**Prompt:** Track down each line below containing the string "this" and copy it.

BEGIN Extracted records

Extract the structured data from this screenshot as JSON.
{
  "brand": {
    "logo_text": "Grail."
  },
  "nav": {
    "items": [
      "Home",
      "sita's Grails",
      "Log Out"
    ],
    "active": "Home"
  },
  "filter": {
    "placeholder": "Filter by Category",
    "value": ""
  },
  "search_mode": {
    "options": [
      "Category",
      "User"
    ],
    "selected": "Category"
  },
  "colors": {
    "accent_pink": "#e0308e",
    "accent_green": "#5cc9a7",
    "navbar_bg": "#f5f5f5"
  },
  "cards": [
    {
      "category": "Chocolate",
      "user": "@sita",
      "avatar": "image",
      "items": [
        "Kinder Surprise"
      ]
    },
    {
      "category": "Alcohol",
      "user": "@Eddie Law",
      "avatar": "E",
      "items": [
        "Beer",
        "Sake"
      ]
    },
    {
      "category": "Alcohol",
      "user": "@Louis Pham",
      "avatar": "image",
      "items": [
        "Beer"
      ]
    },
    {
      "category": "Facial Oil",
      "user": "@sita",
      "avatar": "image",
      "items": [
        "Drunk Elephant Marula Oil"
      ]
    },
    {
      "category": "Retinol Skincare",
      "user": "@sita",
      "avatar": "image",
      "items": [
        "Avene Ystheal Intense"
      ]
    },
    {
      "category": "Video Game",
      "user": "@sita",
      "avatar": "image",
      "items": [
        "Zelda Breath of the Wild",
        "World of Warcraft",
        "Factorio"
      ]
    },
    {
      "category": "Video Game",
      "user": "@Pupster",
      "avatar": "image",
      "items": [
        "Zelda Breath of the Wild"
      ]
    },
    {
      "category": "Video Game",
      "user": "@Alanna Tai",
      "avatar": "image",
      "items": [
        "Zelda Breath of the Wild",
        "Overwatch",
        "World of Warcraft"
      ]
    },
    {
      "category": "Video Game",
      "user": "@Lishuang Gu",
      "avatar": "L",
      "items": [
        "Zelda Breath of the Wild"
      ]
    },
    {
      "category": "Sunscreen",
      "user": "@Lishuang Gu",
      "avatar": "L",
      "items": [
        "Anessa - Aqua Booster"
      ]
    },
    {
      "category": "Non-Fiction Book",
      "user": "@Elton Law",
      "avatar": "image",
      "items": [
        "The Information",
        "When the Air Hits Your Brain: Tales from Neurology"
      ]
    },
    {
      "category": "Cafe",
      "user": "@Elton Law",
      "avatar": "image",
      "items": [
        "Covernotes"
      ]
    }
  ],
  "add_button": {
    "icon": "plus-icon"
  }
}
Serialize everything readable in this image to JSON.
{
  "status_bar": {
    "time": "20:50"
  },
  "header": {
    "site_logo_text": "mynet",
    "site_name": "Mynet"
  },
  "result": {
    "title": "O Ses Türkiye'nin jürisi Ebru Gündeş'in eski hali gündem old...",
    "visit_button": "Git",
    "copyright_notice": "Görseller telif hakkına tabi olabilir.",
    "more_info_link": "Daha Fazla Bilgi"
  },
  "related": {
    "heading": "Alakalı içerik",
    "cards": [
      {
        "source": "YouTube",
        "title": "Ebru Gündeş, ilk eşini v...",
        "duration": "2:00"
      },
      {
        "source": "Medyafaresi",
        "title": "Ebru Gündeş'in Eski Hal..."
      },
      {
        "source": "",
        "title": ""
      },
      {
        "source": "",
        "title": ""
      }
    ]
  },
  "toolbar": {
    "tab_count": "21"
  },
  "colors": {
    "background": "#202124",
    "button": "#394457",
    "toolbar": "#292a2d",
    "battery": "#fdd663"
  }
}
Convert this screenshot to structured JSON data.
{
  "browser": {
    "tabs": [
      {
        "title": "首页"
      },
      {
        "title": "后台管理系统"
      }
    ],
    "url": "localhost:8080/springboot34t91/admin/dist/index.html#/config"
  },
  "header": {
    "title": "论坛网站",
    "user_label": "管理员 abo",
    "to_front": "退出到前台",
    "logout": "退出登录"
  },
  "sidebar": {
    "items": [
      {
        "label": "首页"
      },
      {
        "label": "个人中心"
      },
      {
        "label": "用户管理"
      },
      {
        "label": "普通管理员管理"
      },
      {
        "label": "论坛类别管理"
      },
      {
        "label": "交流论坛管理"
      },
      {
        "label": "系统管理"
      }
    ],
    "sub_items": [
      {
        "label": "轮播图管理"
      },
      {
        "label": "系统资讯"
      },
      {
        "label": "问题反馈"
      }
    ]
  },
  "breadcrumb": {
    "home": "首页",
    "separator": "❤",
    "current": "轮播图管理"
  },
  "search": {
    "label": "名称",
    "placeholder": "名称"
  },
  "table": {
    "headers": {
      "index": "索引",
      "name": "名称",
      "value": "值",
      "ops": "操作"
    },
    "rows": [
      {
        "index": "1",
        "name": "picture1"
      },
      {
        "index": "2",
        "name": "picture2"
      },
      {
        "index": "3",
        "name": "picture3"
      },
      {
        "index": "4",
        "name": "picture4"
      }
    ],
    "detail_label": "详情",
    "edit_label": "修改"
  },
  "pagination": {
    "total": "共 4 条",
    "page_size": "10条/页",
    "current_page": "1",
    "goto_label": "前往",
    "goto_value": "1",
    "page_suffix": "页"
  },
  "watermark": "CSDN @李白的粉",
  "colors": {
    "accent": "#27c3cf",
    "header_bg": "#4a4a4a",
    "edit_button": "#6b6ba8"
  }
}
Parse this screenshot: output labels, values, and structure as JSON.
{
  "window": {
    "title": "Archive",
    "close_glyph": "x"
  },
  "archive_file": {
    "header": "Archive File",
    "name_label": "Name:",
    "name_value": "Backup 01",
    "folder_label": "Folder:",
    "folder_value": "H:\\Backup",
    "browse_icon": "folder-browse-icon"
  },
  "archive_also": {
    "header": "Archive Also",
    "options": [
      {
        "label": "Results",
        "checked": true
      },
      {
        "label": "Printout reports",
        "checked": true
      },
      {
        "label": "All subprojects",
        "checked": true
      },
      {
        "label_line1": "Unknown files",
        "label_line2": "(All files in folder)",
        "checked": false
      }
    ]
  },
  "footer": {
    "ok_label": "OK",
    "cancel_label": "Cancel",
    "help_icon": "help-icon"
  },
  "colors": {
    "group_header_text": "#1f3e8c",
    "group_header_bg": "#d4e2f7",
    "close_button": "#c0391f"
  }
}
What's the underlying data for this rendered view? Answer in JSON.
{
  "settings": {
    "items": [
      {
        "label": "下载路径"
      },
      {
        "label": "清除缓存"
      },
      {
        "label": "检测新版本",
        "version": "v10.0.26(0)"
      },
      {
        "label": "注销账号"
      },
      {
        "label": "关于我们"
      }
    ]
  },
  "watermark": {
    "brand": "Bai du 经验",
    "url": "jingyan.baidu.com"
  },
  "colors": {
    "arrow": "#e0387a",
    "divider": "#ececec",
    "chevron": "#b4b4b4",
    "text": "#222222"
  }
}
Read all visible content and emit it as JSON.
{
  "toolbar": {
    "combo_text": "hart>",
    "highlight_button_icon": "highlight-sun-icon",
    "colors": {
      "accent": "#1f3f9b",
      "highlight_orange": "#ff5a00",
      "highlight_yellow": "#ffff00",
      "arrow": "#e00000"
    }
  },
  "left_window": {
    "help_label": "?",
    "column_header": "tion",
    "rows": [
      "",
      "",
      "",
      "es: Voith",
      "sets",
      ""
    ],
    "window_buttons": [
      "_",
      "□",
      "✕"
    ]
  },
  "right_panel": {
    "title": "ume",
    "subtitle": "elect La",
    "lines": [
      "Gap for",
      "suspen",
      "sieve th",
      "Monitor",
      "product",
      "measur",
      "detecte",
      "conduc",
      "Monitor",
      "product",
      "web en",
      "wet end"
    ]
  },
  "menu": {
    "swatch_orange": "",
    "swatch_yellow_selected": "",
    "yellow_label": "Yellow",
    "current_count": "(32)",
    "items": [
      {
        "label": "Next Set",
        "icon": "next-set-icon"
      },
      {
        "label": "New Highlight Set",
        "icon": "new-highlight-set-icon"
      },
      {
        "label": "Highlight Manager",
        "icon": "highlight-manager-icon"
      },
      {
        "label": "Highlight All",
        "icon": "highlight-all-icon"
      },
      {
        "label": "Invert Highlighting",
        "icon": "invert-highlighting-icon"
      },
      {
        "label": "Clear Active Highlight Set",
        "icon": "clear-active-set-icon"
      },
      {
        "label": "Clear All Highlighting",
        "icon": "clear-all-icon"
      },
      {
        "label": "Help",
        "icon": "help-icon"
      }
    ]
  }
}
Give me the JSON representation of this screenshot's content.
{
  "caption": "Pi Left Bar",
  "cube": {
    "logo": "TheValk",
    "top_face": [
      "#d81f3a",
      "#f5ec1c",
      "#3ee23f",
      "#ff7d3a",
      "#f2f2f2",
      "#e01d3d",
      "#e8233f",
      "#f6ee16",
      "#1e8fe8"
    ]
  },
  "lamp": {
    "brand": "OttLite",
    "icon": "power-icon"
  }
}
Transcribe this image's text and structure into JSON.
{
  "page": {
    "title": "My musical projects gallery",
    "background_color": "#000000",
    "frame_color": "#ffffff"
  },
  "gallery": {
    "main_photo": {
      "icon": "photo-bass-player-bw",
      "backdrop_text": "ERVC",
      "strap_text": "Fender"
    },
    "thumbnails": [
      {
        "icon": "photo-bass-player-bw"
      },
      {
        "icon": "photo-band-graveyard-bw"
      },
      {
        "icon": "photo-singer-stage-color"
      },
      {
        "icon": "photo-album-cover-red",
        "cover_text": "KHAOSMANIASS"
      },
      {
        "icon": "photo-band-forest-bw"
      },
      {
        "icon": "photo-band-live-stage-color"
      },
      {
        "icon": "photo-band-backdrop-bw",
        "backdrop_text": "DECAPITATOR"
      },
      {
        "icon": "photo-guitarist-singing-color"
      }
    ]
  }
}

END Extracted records

**Reply to the task:**
Extract the structured data from this screenshot as JSON.
Serialize everything readable in this image to JSON.
Convert this screenshot to structured JSON data.
Parse this screenshot: output labels, values, and structure as JSON.
What's the underlying data for this rendered view? Answer in JSON.
Give me the JSON representation of this screenshot's content.
Transcribe this image's text and structure into JSON.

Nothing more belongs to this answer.